"Our infrastructure is not up to the current climate change issues and if this mayor thinks a cost benefit analysis is the answer, he is wrong,” continued Saldana.
Saldana signed a pledge saying if elected she'd stay in office all four years and urges Mayor Faulconer to do the same.
Saldana grew up in Clairemont and graduated from San Diego State University with both a bachelor's degree and master's degree. She also taught business information technology at her atalma mater, and coached basketball and field hockey at several schools. She served in the California State Assembly from 2004-2010.
A local war hero is about to be laid to rest. Retired Navy Captain James "Duffy" Hutton spent years of his service as a prisoner of war in Vietnam before he settled down here in San Diego.
Sunday marked day two of the government shutdown - and with the work week beginning Monday - thousands of employees may not go back to work.
Temperatures are expected to rise slightly on Sunday, according to the National Weather Service, but will remain cooler than normal.
A motorcyclist was suspected of drunken driving after causing a late-night car crash in Pacific Beach, police said Sunday, and hours later, a second crash occurred in the intersection while police were still investigating.
The San Diego County Planning Commission voted 6-1 last week to recommend that the County’s Board of Supervisors approve the County’s revised Climate Action Plan, with some modifications.
John Coleman, a long-serving San Diego weatherman and founder of The Weather Channel, has died at the age of 83.
Several dogs were taken into the custody of San Diego County and put down, after a Lomita woman reported that her six dogs were attacked and some killed by a group of pit bulls.
Thousands of people marched through downtown San Diego and San Marcos in the second annual Women's March Saturday.
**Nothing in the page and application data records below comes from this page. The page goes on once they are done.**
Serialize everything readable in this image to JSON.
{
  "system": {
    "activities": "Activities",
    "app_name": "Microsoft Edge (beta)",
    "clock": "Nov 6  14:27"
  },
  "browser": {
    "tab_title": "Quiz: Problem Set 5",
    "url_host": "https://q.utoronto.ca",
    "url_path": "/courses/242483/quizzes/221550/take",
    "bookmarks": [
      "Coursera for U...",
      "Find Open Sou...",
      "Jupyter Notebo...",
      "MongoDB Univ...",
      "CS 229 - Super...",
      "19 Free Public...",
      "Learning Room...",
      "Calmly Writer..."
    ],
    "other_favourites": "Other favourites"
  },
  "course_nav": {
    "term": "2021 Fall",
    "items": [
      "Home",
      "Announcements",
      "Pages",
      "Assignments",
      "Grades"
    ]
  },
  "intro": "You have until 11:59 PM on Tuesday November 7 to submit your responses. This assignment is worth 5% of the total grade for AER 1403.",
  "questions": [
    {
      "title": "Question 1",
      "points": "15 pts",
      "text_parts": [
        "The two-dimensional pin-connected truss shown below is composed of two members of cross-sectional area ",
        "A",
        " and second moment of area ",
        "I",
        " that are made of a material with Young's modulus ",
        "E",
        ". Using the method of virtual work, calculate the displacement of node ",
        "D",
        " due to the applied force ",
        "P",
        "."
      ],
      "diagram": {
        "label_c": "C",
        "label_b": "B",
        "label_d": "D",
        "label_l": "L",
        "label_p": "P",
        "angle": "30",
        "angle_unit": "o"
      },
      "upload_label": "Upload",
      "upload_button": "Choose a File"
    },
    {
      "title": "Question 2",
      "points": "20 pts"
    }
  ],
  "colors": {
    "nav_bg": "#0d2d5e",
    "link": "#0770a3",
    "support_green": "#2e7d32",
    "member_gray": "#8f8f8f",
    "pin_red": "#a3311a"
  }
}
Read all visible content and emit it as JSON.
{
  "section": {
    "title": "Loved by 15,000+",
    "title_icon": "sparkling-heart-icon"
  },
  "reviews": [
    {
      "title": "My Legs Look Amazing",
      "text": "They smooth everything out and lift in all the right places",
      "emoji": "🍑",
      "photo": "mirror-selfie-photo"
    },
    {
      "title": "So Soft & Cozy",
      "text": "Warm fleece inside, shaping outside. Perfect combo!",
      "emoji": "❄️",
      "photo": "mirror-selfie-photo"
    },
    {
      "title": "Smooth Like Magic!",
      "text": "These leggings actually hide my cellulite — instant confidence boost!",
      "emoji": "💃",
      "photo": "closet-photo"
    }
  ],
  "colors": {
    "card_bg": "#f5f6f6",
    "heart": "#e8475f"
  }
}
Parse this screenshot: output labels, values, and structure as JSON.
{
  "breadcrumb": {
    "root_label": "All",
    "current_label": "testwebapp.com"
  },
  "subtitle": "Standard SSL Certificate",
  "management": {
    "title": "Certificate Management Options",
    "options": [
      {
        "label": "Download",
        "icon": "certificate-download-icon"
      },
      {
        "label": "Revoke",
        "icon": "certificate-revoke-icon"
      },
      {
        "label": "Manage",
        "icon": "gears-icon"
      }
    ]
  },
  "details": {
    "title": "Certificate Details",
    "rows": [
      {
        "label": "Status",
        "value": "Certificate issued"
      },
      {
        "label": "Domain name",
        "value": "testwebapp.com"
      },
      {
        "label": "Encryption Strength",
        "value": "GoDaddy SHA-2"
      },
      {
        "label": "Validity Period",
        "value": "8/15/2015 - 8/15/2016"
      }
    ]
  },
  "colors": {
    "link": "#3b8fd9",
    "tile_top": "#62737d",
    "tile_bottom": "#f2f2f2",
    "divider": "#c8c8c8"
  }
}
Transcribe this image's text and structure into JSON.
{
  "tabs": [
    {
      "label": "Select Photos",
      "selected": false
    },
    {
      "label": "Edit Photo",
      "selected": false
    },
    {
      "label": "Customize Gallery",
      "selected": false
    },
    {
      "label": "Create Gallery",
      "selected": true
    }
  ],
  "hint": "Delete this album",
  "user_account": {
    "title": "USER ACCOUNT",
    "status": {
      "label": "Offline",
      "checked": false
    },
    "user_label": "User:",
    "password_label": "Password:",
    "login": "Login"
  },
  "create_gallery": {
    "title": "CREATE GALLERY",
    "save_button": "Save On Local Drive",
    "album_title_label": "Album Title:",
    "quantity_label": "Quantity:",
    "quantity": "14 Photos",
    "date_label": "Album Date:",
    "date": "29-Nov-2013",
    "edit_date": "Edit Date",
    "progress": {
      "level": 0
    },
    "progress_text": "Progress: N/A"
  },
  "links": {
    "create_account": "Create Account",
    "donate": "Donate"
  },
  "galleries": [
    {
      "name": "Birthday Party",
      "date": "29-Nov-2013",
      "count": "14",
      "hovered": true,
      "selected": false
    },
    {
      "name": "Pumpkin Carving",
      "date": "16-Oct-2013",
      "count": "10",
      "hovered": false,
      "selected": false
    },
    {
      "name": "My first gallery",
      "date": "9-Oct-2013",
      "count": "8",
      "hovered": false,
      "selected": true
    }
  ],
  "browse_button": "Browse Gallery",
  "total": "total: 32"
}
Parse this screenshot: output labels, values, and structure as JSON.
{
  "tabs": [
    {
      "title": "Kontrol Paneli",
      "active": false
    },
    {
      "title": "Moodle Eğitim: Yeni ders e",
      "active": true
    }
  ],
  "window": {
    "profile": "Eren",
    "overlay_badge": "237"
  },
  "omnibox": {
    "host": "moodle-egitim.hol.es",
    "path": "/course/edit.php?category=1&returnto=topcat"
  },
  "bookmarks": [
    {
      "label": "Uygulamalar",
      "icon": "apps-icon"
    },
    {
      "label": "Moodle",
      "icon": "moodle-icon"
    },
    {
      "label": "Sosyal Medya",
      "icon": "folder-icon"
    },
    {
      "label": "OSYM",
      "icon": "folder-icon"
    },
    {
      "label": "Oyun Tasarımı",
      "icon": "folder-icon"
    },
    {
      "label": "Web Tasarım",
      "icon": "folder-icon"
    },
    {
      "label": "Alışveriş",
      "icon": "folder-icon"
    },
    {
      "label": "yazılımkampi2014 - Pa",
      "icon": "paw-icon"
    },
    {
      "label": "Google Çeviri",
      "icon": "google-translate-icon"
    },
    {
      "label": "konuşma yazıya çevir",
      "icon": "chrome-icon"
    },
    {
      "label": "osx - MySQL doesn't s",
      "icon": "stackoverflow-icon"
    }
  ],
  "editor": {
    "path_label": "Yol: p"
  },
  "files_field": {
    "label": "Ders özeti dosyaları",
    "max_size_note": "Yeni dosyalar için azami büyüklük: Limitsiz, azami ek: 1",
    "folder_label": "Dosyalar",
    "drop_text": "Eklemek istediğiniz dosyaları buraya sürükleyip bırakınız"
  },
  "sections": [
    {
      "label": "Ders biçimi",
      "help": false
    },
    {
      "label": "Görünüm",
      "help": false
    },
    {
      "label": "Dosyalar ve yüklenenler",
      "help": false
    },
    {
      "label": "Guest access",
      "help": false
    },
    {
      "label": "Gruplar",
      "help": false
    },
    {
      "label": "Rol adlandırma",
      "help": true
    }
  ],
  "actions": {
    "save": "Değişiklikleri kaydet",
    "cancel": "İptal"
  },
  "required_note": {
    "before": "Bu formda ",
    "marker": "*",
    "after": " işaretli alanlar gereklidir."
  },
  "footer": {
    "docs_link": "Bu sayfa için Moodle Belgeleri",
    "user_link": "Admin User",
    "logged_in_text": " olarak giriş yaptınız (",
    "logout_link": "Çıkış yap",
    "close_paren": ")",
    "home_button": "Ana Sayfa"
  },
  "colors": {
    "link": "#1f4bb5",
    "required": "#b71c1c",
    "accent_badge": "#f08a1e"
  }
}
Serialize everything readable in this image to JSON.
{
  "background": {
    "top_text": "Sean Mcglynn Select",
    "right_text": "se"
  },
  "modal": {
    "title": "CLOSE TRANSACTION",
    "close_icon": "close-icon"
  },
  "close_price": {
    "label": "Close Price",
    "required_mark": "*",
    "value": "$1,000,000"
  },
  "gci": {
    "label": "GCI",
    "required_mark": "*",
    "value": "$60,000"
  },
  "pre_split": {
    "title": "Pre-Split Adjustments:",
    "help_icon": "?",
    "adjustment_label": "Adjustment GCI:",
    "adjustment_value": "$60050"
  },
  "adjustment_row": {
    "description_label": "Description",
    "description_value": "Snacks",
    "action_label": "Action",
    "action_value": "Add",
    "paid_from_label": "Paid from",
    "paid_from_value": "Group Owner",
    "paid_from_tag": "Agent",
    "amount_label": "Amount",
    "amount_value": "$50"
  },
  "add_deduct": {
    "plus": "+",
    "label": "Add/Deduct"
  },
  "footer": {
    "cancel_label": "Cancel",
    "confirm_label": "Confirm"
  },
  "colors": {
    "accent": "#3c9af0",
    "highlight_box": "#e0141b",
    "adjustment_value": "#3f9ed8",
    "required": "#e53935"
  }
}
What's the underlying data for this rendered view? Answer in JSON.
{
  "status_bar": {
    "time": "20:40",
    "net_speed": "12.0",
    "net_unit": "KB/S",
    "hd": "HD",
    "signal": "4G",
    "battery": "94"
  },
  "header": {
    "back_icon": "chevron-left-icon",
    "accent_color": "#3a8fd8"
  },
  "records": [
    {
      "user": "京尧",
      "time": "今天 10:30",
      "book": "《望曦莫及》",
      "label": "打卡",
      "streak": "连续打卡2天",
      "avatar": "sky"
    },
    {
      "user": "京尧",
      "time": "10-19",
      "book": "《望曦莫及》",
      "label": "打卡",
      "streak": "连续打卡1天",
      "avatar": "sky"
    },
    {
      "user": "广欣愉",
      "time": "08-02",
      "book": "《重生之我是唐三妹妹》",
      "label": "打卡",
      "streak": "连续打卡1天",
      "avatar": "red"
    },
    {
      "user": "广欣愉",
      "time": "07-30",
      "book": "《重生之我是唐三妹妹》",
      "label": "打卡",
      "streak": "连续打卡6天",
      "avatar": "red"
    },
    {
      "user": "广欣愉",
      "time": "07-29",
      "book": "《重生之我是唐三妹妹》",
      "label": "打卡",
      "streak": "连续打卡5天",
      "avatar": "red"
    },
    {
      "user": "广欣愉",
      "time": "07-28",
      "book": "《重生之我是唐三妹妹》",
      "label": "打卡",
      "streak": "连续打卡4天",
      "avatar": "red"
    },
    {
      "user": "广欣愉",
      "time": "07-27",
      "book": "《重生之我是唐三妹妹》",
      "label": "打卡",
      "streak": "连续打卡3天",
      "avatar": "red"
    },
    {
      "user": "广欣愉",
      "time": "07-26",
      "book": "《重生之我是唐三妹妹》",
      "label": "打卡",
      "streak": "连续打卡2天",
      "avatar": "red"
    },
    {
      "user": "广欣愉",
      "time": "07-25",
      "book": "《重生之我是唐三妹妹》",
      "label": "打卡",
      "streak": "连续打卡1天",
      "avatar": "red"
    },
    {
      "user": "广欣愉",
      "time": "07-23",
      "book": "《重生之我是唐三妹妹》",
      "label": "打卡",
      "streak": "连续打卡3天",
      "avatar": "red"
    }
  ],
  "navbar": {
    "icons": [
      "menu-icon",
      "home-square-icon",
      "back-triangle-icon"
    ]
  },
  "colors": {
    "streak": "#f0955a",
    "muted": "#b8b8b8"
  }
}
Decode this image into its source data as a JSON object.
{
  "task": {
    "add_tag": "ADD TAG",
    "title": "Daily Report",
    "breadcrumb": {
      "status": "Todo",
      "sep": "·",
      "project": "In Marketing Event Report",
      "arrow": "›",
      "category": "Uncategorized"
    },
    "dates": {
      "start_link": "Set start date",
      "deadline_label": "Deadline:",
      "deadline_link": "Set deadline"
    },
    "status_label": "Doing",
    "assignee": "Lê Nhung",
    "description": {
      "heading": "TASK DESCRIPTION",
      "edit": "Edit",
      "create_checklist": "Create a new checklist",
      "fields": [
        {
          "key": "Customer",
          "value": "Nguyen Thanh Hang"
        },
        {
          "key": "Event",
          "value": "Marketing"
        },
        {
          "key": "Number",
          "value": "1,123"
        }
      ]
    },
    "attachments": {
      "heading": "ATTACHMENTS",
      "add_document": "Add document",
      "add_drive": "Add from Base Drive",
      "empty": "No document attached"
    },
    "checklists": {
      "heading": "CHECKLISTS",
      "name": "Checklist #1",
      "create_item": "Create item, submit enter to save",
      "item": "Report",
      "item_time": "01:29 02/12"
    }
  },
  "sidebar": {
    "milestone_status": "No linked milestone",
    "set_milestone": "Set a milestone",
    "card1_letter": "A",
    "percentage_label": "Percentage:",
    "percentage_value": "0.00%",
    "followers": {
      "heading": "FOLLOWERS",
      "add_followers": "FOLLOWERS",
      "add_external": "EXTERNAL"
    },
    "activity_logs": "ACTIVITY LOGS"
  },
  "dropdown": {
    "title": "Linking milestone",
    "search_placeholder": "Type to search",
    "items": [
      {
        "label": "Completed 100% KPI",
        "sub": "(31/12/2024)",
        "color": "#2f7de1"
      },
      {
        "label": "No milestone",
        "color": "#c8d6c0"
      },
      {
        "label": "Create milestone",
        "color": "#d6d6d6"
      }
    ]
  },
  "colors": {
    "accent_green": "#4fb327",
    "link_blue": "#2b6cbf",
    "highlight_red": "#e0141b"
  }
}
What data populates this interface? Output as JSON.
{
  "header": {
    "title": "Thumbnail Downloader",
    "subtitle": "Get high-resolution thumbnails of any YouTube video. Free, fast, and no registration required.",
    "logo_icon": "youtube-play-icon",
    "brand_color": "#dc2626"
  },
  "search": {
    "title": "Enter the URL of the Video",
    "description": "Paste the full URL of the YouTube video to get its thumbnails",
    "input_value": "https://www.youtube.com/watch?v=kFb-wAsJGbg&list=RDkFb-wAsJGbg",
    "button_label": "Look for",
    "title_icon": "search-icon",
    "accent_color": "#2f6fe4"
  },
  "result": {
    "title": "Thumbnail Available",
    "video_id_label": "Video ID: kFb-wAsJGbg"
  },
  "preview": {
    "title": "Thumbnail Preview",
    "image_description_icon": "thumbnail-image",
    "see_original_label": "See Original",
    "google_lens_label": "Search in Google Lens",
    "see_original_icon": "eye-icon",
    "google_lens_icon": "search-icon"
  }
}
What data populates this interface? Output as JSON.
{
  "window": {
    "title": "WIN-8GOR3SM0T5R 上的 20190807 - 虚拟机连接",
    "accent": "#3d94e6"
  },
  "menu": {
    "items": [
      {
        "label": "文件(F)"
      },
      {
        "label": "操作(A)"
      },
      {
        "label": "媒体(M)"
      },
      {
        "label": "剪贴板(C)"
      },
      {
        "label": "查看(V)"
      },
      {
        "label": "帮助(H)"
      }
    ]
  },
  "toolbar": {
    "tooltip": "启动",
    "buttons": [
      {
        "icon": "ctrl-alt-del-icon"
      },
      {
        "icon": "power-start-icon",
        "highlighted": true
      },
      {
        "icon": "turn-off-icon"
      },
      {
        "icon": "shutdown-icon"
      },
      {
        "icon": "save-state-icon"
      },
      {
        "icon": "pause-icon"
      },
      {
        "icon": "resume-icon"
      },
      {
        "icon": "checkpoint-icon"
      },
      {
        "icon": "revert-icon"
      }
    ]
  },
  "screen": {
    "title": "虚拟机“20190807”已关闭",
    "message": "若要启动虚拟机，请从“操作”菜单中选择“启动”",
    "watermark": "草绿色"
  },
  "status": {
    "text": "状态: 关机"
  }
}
The San Diego event began at 10 a.m. at the downtown Waterfront Park on Pacific Highway, while the North County event began at 11 a.m. at Palomar College.
Thousands of people marched through downtown San Diego and San Marcos in the second annual Women's March Saturday. The San Diego event began at 10 a.m. at the downtown Waterfront Park on Pacific Highway, while the North County event began at 11 a.m. at Palomar College. The two marches were held in conjunction with other marches across the country.
The federal government shut down at the stroke of midnight Friday, which prompted the closure of many federal operations, such as national parks and monuments and that included the shutdown of Cabrillo National Monument.